Directions for this task: Repeat each line of the records below exactly.

Data for analysis:
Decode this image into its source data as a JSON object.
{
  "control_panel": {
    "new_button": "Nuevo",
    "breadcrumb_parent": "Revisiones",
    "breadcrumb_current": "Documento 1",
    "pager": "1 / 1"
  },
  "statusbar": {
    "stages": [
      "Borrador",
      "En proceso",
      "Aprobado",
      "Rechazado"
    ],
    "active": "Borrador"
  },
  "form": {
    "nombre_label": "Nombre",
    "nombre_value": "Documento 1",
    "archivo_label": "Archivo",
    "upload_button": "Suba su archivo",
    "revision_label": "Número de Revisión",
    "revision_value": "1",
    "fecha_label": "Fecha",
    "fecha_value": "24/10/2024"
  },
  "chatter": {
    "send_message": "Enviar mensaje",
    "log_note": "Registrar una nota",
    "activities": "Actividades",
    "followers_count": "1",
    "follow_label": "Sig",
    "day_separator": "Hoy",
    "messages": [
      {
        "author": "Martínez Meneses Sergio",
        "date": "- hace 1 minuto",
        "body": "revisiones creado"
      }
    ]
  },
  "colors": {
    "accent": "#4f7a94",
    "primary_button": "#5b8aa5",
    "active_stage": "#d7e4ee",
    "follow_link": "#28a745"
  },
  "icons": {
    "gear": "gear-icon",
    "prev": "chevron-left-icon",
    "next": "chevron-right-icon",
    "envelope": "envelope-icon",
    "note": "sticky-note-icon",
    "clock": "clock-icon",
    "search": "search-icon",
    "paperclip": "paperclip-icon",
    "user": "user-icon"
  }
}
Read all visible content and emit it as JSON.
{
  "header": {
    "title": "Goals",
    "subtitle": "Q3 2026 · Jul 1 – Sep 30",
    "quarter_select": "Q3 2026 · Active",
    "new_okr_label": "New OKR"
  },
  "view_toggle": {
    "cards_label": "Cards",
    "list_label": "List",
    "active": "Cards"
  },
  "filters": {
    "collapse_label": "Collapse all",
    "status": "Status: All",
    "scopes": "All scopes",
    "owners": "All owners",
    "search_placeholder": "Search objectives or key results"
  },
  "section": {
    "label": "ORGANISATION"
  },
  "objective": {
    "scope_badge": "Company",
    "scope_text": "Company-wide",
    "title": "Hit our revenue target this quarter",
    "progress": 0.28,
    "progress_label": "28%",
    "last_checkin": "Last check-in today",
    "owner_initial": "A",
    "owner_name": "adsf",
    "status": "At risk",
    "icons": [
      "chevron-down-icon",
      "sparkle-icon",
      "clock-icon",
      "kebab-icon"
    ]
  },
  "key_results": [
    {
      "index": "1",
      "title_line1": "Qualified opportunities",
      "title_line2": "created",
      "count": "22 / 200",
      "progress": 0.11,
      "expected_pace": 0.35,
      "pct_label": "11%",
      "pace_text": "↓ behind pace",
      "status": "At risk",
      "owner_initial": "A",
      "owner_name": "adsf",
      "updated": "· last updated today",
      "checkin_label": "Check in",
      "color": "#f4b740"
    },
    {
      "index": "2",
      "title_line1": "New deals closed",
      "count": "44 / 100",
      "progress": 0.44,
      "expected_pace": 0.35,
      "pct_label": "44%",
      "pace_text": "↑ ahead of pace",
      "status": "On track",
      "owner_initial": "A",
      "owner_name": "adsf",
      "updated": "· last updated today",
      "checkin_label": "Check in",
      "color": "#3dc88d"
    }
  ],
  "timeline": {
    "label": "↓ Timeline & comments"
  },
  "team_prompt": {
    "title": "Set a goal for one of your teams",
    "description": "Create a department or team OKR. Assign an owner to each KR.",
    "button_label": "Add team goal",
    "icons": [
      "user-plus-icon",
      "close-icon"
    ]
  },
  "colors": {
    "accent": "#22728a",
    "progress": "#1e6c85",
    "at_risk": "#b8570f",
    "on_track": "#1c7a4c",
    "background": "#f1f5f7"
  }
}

Answer box:
Decode this image into its source data as a JSON object.
{
  "control_panel": {
    "new_button": "Nuevo",
    "breadcrumb_parent": "Revisiones",
    "breadcrumb_current": "Documento 1",
    "pager": "1 / 1"
  },
  "statusbar": {
    "stages": [
      "Borrador",
      "En proceso",
      "Aprobado",
      "Rechazado"
    ],
    "active": "Borrador"
  },
  "form": {
    "nombre_label": "Nombre",
    "nombre_value": "Documento 1",
    "archivo_label": "Archivo",
    "upload_button": "Suba su archivo",
    "revision_label": "Número de Revisión",
    "revision_value": "1",
    "fecha_label": "Fecha",
    "fecha_value": "24/10/2024"
  },
  "chatter": {
    "send_message": "Enviar mensaje",
    "log_note": "Registrar una nota",
    "activities": "Actividades",
    "followers_count": "1",
    "follow_label": "Sig",
    "day_separator": "Hoy",
    "messages": [
      {
        "author": "Martínez Meneses Sergio",
        "date": "- hace 1 minuto",
        "body": "revisiones creado"
      }
    ]
  },
  "colors": {
    "accent": "#4f7a94",
    "primary_button": "#5b8aa5",
    "active_stage": "#d7e4ee",
    "follow_link": "#28a745"
  },
  "icons": {
    "gear": "gear-icon",
    "prev": "chevron-left-icon",
    "next": "chevron-right-icon",
    "envelope": "envelope-icon",
    "note": "sticky-note-icon",
    "clock": "clock-icon",
    "search": "search-icon",
    "paperclip": "paperclip-icon",
    "user": "user-icon"
  }
}
Read all visible content and emit it as JSON.
{
  "header": {
    "title": "Goals",
    "subtitle": "Q3 2026 · Jul 1 – Sep 30",
    "quarter_select": "Q3 2026 · Active",
    "new_okr_label": "New OKR"
  },
  "view_toggle": {
    "cards_label": "Cards",
    "list_label": "List",
    "active": "Cards"
  },
  "filters": {
    "collapse_label": "Collapse all",
    "status": "Status: All",
    "scopes": "All scopes",
    "owners": "All owners",
    "search_placeholder": "Search objectives or key results"
  },
  "section": {
    "label": "ORGANISATION"
  },
  "objective": {
    "scope_badge": "Company",
    "scope_text": "Company-wide",
    "title": "Hit our revenue target this quarter",
    "progress": 0.28,
    "progress_label": "28%",
    "last_checkin": "Last check-in today",
    "owner_initial": "A",
    "owner_name": "adsf",
    "status": "At risk",
    "icons": [
      "chevron-down-icon",
      "sparkle-icon",
      "clock-icon",
      "kebab-icon"
    ]
  },
  "key_results": [
    {
      "index": "1",
      "title_line1": "Qualified opportunities",
      "title_line2": "created",
      "count": "22 / 200",
      "progress": 0.11,
      "expected_pace": 0.35,
      "pct_label": "11%",
      "pace_text": "↓ behind pace",
      "status": "At risk",
      "owner_initial": "A",
      "owner_name": "adsf",
      "updated": "· last updated today",
      "checkin_label": "Check in",
      "color": "#f4b740"
    },
    {
      "index": "2",
      "title_line1": "New deals closed",
      "count": "44 / 100",
      "progress": 0.44,
      "expected_pace": 0.35,
      "pct_label": "44%",
      "pace_text": "↑ ahead of pace",
      "status": "On track",
      "owner_initial": "A",
      "owner_name": "adsf",
      "updated": "· last updated today",
      "checkin_label": "Check in",
      "color": "#3dc88d"
    }
  ],
  "timeline": {
    "label": "↓ Timeline & comments"
  },
  "team_prompt": {
    "title": "Set a goal for one of your teams",
    "description": "Create a department or team OKR. Assign an owner to each KR.",
    "button_label": "Add team goal",
    "icons": [
      "user-plus-icon",
      "close-icon"
    ]
  },
  "colors": {
    "accent": "#22728a",
    "progress": "#1e6c85",
    "at_risk": "#b8570f",
    "on_track": "#1c7a4c",
    "background": "#f1f5f7"
  }
}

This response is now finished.